Bleu, a musician who’s been through the major label ringer, was Kickstarter’s artist of the year in 2010, utilizing that service — where the musician sets a monetary goal and a time limit, hoping fans will contribute money to fund the recording process — to collect some $40,000. Of course, not all artists who use Kickstarter, or a number of other sites like it, are quite so successful.”I think half of the projects still fail,” he said. “To me that’s great — it means it’s working for the people it should be working for.”
It’s a curious concept, the panel all agreed, that the microfunding model seems to be catching on, especially when you consider how difficult it has been to get consumers to spend 99 cents on a song. Why would they rather spend $10, or even $100?
“The thing that people want is to be involved directly and feel like they’re a part of it,” Bleu said.
In earlier days, the music industry was like playing the lottery, Gotcher said. “I’m a big believer in the emerging direct-to-fan business models. Artists need to think about creating a small business and building customers over time. I think there’s a real desire among fans to cut out middlemen of any type. There is a patronage motive.”
“Paying for music has become voluntary, Ron Nordin, a VC behind companies like Nimbit, said. “Essentially now, everyone becomes a patron rather than a consumer.”
That’s partly because they appreciate being able to pay the artist directly, but also because consumers are starting to realize if they don’t, the music might not ever be made.
Currently, I’m trying to start a new band, filling in with another band, and I’m running a blog on how to run a band. And guess what? I’ve hit media overload. Facebook, Twitter, YouTube, blogging–the social media list grows every day. I try to keep up, but it’s freakin hard! Not to mention I have a day job. Refreshing my Facebook page 30 times a day doesn’t help with job security. After backing off for a little bit, I’ve come up with a strategy to manage my time more efficiently. This post will concentrate on managing online activities since they can cut most significantly into a band’s time.

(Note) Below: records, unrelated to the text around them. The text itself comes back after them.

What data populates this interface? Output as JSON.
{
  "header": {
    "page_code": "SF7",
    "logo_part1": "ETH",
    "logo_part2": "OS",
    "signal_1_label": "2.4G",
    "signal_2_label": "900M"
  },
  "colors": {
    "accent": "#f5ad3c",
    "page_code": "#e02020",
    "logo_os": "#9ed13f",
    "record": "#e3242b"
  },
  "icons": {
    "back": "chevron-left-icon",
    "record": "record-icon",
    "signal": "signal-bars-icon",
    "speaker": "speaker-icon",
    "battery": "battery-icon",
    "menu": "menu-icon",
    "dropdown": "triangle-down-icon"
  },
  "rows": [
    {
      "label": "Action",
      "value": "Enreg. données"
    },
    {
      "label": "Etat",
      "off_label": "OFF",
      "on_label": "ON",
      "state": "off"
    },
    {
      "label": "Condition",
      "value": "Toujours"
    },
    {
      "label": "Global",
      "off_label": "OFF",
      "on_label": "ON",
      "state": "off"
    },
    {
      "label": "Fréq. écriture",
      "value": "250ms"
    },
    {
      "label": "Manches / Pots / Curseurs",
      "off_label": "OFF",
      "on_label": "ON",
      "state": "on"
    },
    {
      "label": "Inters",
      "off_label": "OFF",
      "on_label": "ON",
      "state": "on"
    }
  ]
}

Whether you have a successful album or a label that supports you or backs you, there is a relationship with the people who make you who you are. That’s way more important nowadays to me because that’s what the industry is broken down into — trust. If I trust you and have a relationship with you, and you are telling me you are putting a record out and it’s going to be good, I’m going to buy it because I trust you.
This morning he wrote: “I am Scott Adams” and Gawker confirmed the story with MetaFilter’s founder. Later Adams followed up with this comment: “I’m sorry I peed in your cesspool. For what it’s worth, the smart people were on to me after the first post. That made it funnier.”
MetaFilter moderator Cortex responded to the revelation: “Scott, if you wanted to sign up for Metafilter to defend your writing, that would have been fine. If you wanted to sign up for Metafilter and be incognito as just another user, that’d be fine too. Doing both simultaneously isn’t; pretending to be a third party and high-fiving yourself by proxy is a pretty sketchy move and a serious violation of general community expectations about identity management around here.”
How not to engage your audience online.
Ben Folds, Damian Kulash (OK Go), Amanda Palmer (Dresden Dolls, solo), and author Neil Gaiman will write and record eight songs in eight hours (4:00 p.m. to midnight) at Berklee College of Music, Monday, April 25, and release them 10 hours later during Rethink Music, in Boston. Like Radiohead did recently, this group will show how record companies are becoming superfluous to building buzz and distributing music.
The historic collaboration will be broadcast live from the recording studio at rethink-music.com. The album will be released through Bandcamp.com; proceeds from the first week of downloads will benefit Berklee City Music, which provides free music education to underserved teens.
Glad I will be there.
This shift has also changed what it means to be an artist.The traditional record industry has strongly reinforced a belief that artists should just be artists. As creators of cultural content, artists were told they should not have to worry themselves with how they are engaging with their audience; these activities were viewed as disturbances to their creative energy. But as we know, the age of the aloof artist, disconnected from his audience or not even knowing them at all, is long gone. It is not that there cannot be artists who center mainly on the process of creation, but for every artist that is not willing do get more deeply involved with their careers, there are many, many more who are willing to do the hard work.
Long essay by Kyle Bylin with many good points and references.